- Immunity to the coronavirus might be even higher than we thought, a new study indicates.
- COVID-19 survivors who have low antibody counts could still mount an active immunity against the novel coronavirus.
- The researchers found two people who had COVID-19-specific T-cells that can identify and kill the virus for every person who developed antibodies that can prevent the virus from infecting healthy cells.
Many thought the peak of the novel coronavirus pandemic was in April, but it turns out the illness was just getting started. The world recorded over 200,000 cases on Wednesday, a record figure so far — the US accounted for more than 50,000 of them, also a record for the country. Earth will soon register its 11th million COVID-19 case, just days after the 10 million mark was reached. If the CDC’s estimates are accurate, the real number of cases might be 10 times as high.
COVID-19 has yet to be contained, and fighting against it will be all the more difficult if there are people who are unwilling to practice social distancing and wear face masks. But as dire as the situation might seem, there is a glimmer of hope coming from a group of Swedish researchers who studied COVID-19 immunity. It turns out that our protection against the novel coronavirus might be much better than we expected.
We’ve been talking about COVID-19 immunity for months. The longer it lasts, the better it is for patients. Reinfection would be possible after the immunity disappears, as is the case with other infectious diseases, but a longer immunity period would help with vaccine and herd immunity efforts.

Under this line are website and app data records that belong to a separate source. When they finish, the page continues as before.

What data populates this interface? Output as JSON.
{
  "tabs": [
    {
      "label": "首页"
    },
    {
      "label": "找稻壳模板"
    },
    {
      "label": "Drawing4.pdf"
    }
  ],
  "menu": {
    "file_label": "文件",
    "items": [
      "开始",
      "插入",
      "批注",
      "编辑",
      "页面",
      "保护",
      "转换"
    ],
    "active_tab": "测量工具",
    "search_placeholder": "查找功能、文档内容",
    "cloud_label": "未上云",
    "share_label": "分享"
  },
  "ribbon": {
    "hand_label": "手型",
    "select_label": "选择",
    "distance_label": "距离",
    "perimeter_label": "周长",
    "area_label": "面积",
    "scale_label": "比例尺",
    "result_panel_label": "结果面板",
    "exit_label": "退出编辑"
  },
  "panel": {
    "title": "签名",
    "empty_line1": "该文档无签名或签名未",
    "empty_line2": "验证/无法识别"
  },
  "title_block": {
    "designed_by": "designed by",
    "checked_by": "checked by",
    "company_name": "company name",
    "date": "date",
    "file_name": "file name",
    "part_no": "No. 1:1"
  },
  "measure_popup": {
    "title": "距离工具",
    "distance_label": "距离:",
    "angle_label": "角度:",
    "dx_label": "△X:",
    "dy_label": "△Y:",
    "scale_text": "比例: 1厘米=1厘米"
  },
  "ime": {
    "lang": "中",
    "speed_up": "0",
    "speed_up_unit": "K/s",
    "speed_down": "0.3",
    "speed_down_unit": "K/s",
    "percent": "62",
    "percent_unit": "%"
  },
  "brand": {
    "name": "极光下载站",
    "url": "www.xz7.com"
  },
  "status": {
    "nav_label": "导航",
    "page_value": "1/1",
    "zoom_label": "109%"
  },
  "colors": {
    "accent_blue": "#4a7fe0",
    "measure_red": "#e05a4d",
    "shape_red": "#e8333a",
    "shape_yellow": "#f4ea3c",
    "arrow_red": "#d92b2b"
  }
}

But recent research indicates that immunity will be short-lived, and we could expect it to wane off after six to twelve months. Other studies have shown that the amount of neutralizing antibodies can drop significantly after three months. Those are the compounds produced by the immune system to block the virus from infecting cells. This would mean that any antibody test performed three months after infection might turn out to be negative.
Other researchers said at the time that the study did not take into account other aspects of the immune system, including the T- and B-cells. These are white blood cells that can kill the virus when a second contact is made, and cells that can grow new antibodies, respectively.
That’s precisely the kind of immune response that researchers from Sweden looked for. A team at the Karolinska Institute in Sweden tested 200 people for antibodies and T-cells. For every person that tested positive for antibodies, two were found to have specific T-cells that can identify and destroy cells infected with the novel coronavirus.
Sweden attempted to force herd immunity, avoiding any restrictions that could have prevented the spread.
The study indicates that the immunity might be more widespread inside a community than initially believed. That’s because authorities use antibody tests to determine the real spread of COVID-19. Take the CDC’s recent estimate that only 10% of US cases were confirmed via a PCR test. This is based on antibody testing in the country. But if the researchers in Sweden are right, then antibody testing would miss those individuals who have survived the illness and don’t have antibodies but do have a specific T-cell response that would give them protection. Mass-testing of T-cells is a more laborious process than testing for antibodies, however.
The fact that the coronavirus is surging in America is proof the country is far from reaching herd immunity naturally, through infection. In fact, the faster way to get there is through vaccines. But the Karolinska study indicates that more people who were infected might go undetected in antibody tests. This could lead to wrong conclusions in any heard immunity research going forward.
That said, more research is needed to determine the kind of protection COVID-19 survivors get. It’s not clear from the study whether the T-cells alone will protect just the individual or whether they’ll prevent transmission. This is an important matter to address. As BBC News explains, more analysis is needed to understand whether the T-cells can provide “sterilizing immunity” that can block the virus completely, or whether they just kill infected cells but don’t prevent the person from spreading the disease.
The T-cells in this study would target cells that have been infected and destroy them, stopping the virus from spreading to other cells. Circulating antibodies would actually bind to the virus and block it from hooking up to cells, and thus prevent the multiplication process.
The Karolinska researchers also observed that severe patients developed higher levels of antibodies and T-cells. Asymptomtics had lower levels of antibodies but a marked T-cell response. This appears to contradict findings from a different study from the UK that noticed a crash in T-cell counts in severely ill patients. The UK researchers considered using a T-cell test as an early indicator of what patients might experience a severe COVID-19 case. They’re also testing interleukin 7 (IL-7) in COVID-19 therapies, a drug that can boost T-cell production. More research is required to explain the discrepancies between these two studies.
We might still not know how long COVID-19 immunity lasts, but the Swedish study does offer promising results. Coronavirus survivors who have low counts of neutralizing antibodies in their bloodstream could still mount robust protection upon reinfection, assuming the data from the Karolinska Institute is valid.